Pantheon Macro has put out a note outlining the options open to the Chinese authorities as it looks to mitigate the effects of the coronavirus outbreak on markets and its economy. The PBoC has cut its 7-day and 14-day reverse repo rate and injected Rmb1.2 trillion through open market operations, the largest injection ever, says the firm. Pantheon Macroeconomics notes, however, that authorities are using short-term instruments, rather than the lending facilities or a reserve ration cut, suggesting that they continue to hope for a swift resolution, and remain unwilling to jeopardise longer-term plans with a slosh of interbank liquidity. The firm thinks these measures are coming, however, and although the exact timing may be tricky, it expects a series of interest rate cuts, and an RRR cut, in reasonably quick succession. In addition, says Pantheon Macroeconomics, the authorities are likely to revise down their 2020 GDP growth forecasts, and raise deficit targets. The firm’s Chief Asia Economist, Freya Beamish will be hosting a Webinar on Thursday, the topic: ‘’Containing the Coronavirus is Costing China it’s Recovery.’’
4. Investor inquiries from the road
Veda Partner’s Henrietta Treyz is spearheading a rolling conference with key campaign and policy staff throughout the year to discuss the US election and the policy outcomes that may result from another Trump administration or a Democratic administration in 2021. The firm has issued a note highlighting some of the recurring questions it has received from investors over the last week. First, Veda says there will not be a further economic stimulus in the US in 2020, either in the form of tax cuts or spending increases. As for the Democratic nomination, the firm believes Joe Biden is the most likely candidate to emerge victorious, and that he will go on to win the general election. Veda monitors relevant polls and regularly publishes an ‘odds tracker’ on a variety of topics. Among Democratic contenders, Veda says only Biden has a realistic chance of carrying both the House of Representatives and the Senate, which has significant implications for federal spending and tax changes under his leadership. Indeed, the firm says given Biden’s history as a bipartisan vote-getter, it expects his first priority will be spending federal dollars.
5. What is the market to make of the Sanders surge?

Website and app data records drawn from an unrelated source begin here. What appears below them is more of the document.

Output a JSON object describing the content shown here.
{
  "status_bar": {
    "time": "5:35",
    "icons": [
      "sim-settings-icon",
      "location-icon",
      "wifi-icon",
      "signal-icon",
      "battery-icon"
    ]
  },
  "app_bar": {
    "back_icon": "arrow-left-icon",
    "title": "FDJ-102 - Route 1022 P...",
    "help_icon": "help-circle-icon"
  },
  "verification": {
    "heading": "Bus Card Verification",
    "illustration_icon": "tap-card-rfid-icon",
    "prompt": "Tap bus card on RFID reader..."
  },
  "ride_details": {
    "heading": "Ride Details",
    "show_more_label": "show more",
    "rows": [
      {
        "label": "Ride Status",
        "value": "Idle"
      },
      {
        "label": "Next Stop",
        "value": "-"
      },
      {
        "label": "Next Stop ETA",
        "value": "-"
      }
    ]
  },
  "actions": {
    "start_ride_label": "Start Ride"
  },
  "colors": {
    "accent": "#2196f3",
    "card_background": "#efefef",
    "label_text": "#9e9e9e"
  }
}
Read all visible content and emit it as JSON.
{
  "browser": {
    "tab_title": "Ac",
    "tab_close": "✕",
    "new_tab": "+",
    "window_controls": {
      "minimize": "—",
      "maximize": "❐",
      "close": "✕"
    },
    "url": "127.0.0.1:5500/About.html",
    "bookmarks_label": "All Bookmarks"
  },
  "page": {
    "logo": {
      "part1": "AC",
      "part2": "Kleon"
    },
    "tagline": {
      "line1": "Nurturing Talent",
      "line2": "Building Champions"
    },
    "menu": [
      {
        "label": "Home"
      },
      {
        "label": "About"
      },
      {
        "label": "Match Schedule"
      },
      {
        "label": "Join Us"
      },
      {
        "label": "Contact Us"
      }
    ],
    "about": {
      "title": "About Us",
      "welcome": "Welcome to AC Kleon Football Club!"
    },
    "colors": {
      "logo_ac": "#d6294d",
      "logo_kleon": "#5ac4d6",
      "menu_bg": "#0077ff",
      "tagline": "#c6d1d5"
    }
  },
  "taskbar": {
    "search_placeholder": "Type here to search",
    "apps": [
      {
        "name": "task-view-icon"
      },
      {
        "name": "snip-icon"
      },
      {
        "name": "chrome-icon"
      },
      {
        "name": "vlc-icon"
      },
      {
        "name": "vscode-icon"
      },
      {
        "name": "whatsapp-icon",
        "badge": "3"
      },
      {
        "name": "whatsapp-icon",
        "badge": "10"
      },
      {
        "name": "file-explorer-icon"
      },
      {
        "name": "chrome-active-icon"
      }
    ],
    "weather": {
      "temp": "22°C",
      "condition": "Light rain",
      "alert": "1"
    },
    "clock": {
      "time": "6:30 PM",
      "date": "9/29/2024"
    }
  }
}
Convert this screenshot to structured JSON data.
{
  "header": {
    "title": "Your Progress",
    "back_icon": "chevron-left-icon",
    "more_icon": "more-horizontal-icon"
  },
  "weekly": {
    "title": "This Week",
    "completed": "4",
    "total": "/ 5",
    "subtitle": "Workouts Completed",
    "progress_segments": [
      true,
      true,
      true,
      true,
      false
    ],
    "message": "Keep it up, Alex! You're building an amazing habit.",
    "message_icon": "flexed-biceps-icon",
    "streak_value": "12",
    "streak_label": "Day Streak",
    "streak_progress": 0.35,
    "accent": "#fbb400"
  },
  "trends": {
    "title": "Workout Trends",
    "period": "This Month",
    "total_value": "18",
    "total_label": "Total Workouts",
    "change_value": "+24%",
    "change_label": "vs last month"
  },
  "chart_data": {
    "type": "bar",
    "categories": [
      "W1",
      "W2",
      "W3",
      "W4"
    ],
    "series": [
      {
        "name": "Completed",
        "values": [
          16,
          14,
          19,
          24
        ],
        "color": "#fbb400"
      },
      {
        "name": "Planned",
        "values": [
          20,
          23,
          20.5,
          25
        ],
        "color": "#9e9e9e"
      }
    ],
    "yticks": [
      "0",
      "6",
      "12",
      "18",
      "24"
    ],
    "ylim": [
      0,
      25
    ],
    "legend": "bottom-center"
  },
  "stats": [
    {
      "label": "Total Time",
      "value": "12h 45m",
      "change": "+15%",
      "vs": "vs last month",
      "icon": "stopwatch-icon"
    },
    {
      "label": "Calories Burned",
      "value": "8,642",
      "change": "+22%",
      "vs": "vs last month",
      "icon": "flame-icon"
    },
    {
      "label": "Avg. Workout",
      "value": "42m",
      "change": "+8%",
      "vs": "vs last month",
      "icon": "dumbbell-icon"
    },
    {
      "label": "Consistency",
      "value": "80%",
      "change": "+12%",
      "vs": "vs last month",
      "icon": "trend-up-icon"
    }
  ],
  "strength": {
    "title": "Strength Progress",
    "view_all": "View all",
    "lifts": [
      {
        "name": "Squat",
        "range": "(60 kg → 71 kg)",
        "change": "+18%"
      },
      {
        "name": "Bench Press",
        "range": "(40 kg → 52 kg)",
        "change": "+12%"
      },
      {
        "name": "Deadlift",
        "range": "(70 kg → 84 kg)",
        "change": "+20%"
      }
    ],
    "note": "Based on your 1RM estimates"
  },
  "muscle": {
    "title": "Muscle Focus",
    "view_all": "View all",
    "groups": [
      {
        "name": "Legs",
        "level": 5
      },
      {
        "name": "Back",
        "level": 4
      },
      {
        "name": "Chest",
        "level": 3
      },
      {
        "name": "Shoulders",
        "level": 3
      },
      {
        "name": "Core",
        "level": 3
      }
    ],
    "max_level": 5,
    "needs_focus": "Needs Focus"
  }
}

Deutsche Bank’s Alan Ruskin focuses on the surge in support for Bernie Sanders in the Democratic primaries and points to data provided by PredectIt that appears to support the school of thought that the higher the probability of Sanders becoming the democrat Presidential candidate, the higher the probability of a Trump re-election. The bank says the data shows a 10% increase in the probability of Sanders being the candidate has been associated with approximately a 2% increase in the implied probability of Trump being re-elected. As Deutsche Bank points out, however, correlation does not mean causation, and for the FX market, the coronavirus has detracted from the impact of the US elections for now, with investors focusing on the infection rate, the mortality rate and any signs of pockets of infection building outside China. For the next few days at a minimum, says the bank, those three questions – and their impact on risk appetite - will be more important than the US primaries for FX markets. Risk that most directly relates to a China slowdown, like commodities will likely continue to underperform, but risk as it more closely relates to the US economy, and the US elections, should for the time being trade more resiliently, says the bank. DB clients can read the note via the research portal. Click below.